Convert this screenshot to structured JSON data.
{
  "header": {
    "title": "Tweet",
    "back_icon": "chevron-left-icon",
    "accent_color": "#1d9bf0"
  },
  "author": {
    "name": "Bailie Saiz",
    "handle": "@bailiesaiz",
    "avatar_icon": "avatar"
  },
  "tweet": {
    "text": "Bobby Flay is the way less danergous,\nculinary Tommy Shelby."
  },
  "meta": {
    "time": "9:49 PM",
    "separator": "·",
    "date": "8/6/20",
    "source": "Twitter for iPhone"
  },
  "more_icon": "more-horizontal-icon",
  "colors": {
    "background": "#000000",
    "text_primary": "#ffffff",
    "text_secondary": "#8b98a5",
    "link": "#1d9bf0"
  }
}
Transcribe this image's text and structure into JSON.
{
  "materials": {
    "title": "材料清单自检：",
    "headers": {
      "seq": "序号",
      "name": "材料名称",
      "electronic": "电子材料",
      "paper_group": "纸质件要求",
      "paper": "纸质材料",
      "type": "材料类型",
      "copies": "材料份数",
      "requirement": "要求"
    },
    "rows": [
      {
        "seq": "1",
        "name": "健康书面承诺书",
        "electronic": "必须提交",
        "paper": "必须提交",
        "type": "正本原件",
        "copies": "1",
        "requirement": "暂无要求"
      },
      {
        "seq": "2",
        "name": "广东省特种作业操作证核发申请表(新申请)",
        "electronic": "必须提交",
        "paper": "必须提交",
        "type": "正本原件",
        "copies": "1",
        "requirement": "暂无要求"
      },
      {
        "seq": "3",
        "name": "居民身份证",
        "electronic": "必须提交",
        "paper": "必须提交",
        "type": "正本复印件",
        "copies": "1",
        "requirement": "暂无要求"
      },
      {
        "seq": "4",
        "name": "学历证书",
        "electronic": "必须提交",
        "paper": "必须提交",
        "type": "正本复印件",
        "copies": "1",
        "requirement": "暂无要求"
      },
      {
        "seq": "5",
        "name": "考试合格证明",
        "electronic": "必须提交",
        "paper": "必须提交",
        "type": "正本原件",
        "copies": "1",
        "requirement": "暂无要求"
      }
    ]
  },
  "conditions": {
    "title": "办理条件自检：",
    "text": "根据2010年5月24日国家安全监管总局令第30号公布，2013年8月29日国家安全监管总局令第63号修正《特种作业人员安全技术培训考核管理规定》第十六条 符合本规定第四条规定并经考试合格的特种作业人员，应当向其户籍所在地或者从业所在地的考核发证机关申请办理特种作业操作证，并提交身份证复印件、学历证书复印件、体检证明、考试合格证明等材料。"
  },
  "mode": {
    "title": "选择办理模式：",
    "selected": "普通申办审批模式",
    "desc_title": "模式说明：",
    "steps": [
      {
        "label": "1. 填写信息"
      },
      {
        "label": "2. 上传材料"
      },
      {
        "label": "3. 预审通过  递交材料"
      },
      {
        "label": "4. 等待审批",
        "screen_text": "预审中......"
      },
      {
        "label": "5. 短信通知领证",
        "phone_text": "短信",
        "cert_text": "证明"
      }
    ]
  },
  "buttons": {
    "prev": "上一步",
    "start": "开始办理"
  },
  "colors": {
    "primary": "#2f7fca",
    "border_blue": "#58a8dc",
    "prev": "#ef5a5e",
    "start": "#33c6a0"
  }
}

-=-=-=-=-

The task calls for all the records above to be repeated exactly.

Result below –
Convert this screenshot to structured JSON data.
{
  "header": {
    "title": "Tweet",
    "back_icon": "chevron-left-icon",
    "accent_color": "#1d9bf0"
  },
  "author": {
    "name": "Bailie Saiz",
    "handle": "@bailiesaiz",
    "avatar_icon": "avatar"
  },
  "tweet": {
    "text": "Bobby Flay is the way less danergous,\nculinary Tommy Shelby."
  },
  "meta": {
    "time": "9:49 PM",
    "separator": "·",
    "date": "8/6/20",
    "source": "Twitter for iPhone"
  },
  "more_icon": "more-horizontal-icon",
  "colors": {
    "background": "#000000",
    "text_primary": "#ffffff",
    "text_secondary": "#8b98a5",
    "link": "#1d9bf0"
  }
}
Transcribe this image's text and structure into JSON.
{
  "materials": {
    "title": "材料清单自检：",
    "headers": {
      "seq": "序号",
      "name": "材料名称",
      "electronic": "电子材料",
      "paper_group": "纸质件要求",
      "paper": "纸质材料",
      "type": "材料类型",
      "copies": "材料份数",
      "requirement": "要求"
    },
    "rows": [
      {
        "seq": "1",
        "name": "健康书面承诺书",
        "electronic": "必须提交",
        "paper": "必须提交",
        "type": "正本原件",
        "copies": "1",
        "requirement": "暂无要求"
      },
      {
        "seq": "2",
        "name": "广东省特种作业操作证核发申请表(新申请)",
        "electronic": "必须提交",
        "paper": "必须提交",
        "type": "正本原件",
        "copies": "1",
        "requirement": "暂无要求"
      },
      {
        "seq": "3",
        "name": "居民身份证",
        "electronic": "必须提交",
        "paper": "必须提交",
        "type": "正本复印件",
        "copies": "1",
        "requirement": "暂无要求"
      },
      {
        "seq": "4",
        "name": "学历证书",
        "electronic": "必须提交",
        "paper": "必须提交",
        "type": "正本复印件",
        "copies": "1",
        "requirement": "暂无要求"
      },
      {
        "seq": "5",
        "name": "考试合格证明",
        "electronic": "必须提交",
        "paper": "必须提交",
        "type": "正本原件",
        "copies": "1",
        "requirement": "暂无要求"
      }
    ]
  },
  "conditions": {
    "title": "办理条件自检：",
    "text": "根据2010年5月24日国家安全监管总局令第30号公布，2013年8月29日国家安全监管总局令第63号修正《特种作业人员安全技术培训考核管理规定》第十六条 符合本规定第四条规定并经考试合格的特种作业人员，应当向其户籍所在地或者从业所在地的考核发证机关申请办理特种作业操作证，并提交身份证复印件、学历证书复印件、体检证明、考试合格证明等材料。"
  },
  "mode": {
    "title": "选择办理模式：",
    "selected": "普通申办审批模式",
    "desc_title": "模式说明：",
    "steps": [
      {
        "label": "1. 填写信息"
      },
      {
        "label": "2. 上传材料"
      },
      {
        "label": "3. 预审通过  递交材料"
      },
      {
        "label": "4. 等待审批",
        "screen_text": "预审中......"
      },
      {
        "label": "5. 短信通知领证",
        "phone_text": "短信",
        "cert_text": "证明"
      }
    ]
  },
  "buttons": {
    "prev": "上一步",
    "start": "开始办理"
  },
  "colors": {
    "primary": "#2f7fca",
    "border_blue": "#58a8dc",
    "prev": "#ef5a5e",
    "start": "#33c6a0"
  }
}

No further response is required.